Saved entries:
= = =

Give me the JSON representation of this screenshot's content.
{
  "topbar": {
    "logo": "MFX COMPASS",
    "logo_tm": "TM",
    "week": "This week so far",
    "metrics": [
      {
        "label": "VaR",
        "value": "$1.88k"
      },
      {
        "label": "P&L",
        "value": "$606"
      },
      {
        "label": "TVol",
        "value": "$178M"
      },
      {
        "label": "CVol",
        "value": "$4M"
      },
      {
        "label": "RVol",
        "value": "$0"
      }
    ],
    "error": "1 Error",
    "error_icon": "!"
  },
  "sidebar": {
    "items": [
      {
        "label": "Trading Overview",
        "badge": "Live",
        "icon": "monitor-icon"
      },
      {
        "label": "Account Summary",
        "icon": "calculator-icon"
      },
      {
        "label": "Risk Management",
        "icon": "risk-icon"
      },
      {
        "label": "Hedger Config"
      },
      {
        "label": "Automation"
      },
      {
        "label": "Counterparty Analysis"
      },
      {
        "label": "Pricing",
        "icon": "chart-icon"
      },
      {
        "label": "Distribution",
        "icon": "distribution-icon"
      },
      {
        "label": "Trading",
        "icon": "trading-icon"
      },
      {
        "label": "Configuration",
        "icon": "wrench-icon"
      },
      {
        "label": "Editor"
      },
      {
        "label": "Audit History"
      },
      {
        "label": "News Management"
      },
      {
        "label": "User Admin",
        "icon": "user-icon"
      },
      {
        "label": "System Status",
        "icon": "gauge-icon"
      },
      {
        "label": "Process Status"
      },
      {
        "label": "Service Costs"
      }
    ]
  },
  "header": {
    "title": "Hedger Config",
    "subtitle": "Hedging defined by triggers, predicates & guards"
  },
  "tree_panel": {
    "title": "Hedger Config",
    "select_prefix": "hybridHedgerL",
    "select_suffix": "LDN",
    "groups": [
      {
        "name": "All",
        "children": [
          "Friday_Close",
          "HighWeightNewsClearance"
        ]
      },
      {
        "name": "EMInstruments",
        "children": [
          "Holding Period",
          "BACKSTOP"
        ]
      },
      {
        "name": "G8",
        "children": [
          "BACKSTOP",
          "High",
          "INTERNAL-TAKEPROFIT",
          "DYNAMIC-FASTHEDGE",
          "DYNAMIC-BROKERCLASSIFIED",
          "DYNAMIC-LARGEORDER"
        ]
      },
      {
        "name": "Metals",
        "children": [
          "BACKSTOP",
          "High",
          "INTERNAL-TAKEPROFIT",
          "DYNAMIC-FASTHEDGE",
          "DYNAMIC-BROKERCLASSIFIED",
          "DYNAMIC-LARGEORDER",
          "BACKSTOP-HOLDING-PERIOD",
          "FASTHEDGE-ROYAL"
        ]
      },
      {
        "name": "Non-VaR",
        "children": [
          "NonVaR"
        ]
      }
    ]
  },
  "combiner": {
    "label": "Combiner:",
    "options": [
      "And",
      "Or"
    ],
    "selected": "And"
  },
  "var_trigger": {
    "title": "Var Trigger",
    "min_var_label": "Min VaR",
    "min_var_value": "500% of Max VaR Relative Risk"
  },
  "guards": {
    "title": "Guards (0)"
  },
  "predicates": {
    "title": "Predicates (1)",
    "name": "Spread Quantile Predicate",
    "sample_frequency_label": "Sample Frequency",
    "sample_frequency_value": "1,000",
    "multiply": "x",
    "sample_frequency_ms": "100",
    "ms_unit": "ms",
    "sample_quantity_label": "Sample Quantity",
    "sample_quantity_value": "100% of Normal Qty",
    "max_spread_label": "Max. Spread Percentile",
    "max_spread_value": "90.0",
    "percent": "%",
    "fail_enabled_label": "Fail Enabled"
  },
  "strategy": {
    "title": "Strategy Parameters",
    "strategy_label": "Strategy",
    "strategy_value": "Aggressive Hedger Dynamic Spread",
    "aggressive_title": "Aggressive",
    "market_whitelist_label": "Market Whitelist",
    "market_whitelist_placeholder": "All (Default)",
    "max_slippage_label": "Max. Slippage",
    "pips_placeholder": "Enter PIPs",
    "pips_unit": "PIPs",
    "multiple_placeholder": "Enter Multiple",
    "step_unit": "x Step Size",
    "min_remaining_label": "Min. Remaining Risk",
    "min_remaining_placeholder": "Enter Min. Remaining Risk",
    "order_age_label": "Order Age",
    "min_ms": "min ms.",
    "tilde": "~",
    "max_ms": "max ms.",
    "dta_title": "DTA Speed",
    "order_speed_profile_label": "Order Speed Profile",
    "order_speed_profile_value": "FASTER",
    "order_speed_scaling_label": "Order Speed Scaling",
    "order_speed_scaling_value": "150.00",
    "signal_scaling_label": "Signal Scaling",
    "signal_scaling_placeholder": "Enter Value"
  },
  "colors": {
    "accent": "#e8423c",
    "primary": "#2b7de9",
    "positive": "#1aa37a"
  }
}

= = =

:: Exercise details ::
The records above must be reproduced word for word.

:: Answer to the problem ::
Give me the JSON representation of this screenshot's content.
{
  "topbar": {
    "logo": "MFX COMPASS",
    "logo_tm": "TM",
    "week": "This week so far",
    "metrics": [
      {
        "label": "VaR",
        "value": "$1.88k"
      },
      {
        "label": "P&L",
        "value": "$606"
      },
      {
        "label": "TVol",
        "value": "$178M"
      },
      {
        "label": "CVol",
        "value": "$4M"
      },
      {
        "label": "RVol",
        "value": "$0"
      }
    ],
    "error": "1 Error",
    "error_icon": "!"
  },
  "sidebar": {
    "items": [
      {
        "label": "Trading Overview",
        "badge": "Live",
        "icon": "monitor-icon"
      },
      {
        "label": "Account Summary",
        "icon": "calculator-icon"
      },
      {
        "label": "Risk Management",
        "icon": "risk-icon"
      },
      {
        "label": "Hedger Config"
      },
      {
        "label": "Automation"
      },
      {
        "label": "Counterparty Analysis"
      },
      {
        "label": "Pricing",
        "icon": "chart-icon"
      },
      {
        "label": "Distribution",
        "icon": "distribution-icon"
      },
      {
        "label": "Trading",
        "icon": "trading-icon"
      },
      {
        "label": "Configuration",
        "icon": "wrench-icon"
      },
      {
        "label": "Editor"
      },
      {
        "label": "Audit History"
      },
      {
        "label": "News Management"
      },
      {
        "label": "User Admin",
        "icon": "user-icon"
      },
      {
        "label": "System Status",
        "icon": "gauge-icon"
      },
      {
        "label": "Process Status"
      },
      {
        "label": "Service Costs"
      }
    ]
  },
  "header": {
    "title": "Hedger Config",
    "subtitle": "Hedging defined by triggers, predicates & guards"
  },
  "tree_panel": {
    "title": "Hedger Config",
    "select_prefix": "hybridHedgerL",
    "select_suffix": "LDN",
    "groups": [
      {
        "name": "All",
        "children": [
          "Friday_Close",
          "HighWeightNewsClearance"
        ]
      },
      {
        "name": "EMInstruments",
        "children": [
          "Holding Period",
          "BACKSTOP"
        ]
      },
      {
        "name": "G8",
        "children": [
          "BACKSTOP",
          "High",
          "INTERNAL-TAKEPROFIT",
          "DYNAMIC-FASTHEDGE",
          "DYNAMIC-BROKERCLASSIFIED",
          "DYNAMIC-LARGEORDER"
        ]
      },
      {
        "name": "Metals",
        "children": [
          "BACKSTOP",
          "High",
          "INTERNAL-TAKEPROFIT",
          "DYNAMIC-FASTHEDGE",
          "DYNAMIC-BROKERCLASSIFIED",
          "DYNAMIC-LARGEORDER",
          "BACKSTOP-HOLDING-PERIOD",
          "FASTHEDGE-ROYAL"
        ]
      },
      {
        "name": "Non-VaR",
        "children": [
          "NonVaR"
        ]
      }
    ]
  },
  "combiner": {
    "label": "Combiner:",
    "options": [
      "And",
      "Or"
    ],
    "selected": "And"
  },
  "var_trigger": {
    "title": "Var Trigger",
    "min_var_label": "Min VaR",
    "min_var_value": "500% of Max VaR Relative Risk"
  },
  "guards": {
    "title": "Guards (0)"
  },
  "predicates": {
    "title": "Predicates (1)",
    "name": "Spread Quantile Predicate",
    "sample_frequency_label": "Sample Frequency",
    "sample_frequency_value": "1,000",
    "multiply": "x",
    "sample_frequency_ms": "100",
    "ms_unit": "ms",
    "sample_quantity_label": "Sample Quantity",
    "sample_quantity_value": "100% of Normal Qty",
    "max_spread_label": "Max. Spread Percentile",
    "max_spread_value": "90.0",
    "percent": "%",
    "fail_enabled_label": "Fail Enabled"
  },
  "strategy": {
    "title": "Strategy Parameters",
    "strategy_label": "Strategy",
    "strategy_value": "Aggressive Hedger Dynamic Spread",
    "aggressive_title": "Aggressive",
    "market_whitelist_label": "Market Whitelist",
    "market_whitelist_placeholder": "All (Default)",
    "max_slippage_label": "Max. Slippage",
    "pips_placeholder": "Enter PIPs",
    "pips_unit": "PIPs",
    "multiple_placeholder": "Enter Multiple",
    "step_unit": "x Step Size",
    "min_remaining_label": "Min. Remaining Risk",
    "min_remaining_placeholder": "Enter Min. Remaining Risk",
    "order_age_label": "Order Age",
    "min_ms": "min ms.",
    "tilde": "~",
    "max_ms": "max ms.",
    "dta_title": "DTA Speed",
    "order_speed_profile_label": "Order Speed Profile",
    "order_speed_profile_value": "FASTER",
    "order_speed_scaling_label": "Order Speed Scaling",
    "order_speed_scaling_value": "150.00",
    "signal_scaling_label": "Signal Scaling",
    "signal_scaling_placeholder": "Enter Value"
  },
  "colors": {
    "accent": "#e8423c",
    "primary": "#2b7de9",
    "positive": "#1aa37a"
  }
}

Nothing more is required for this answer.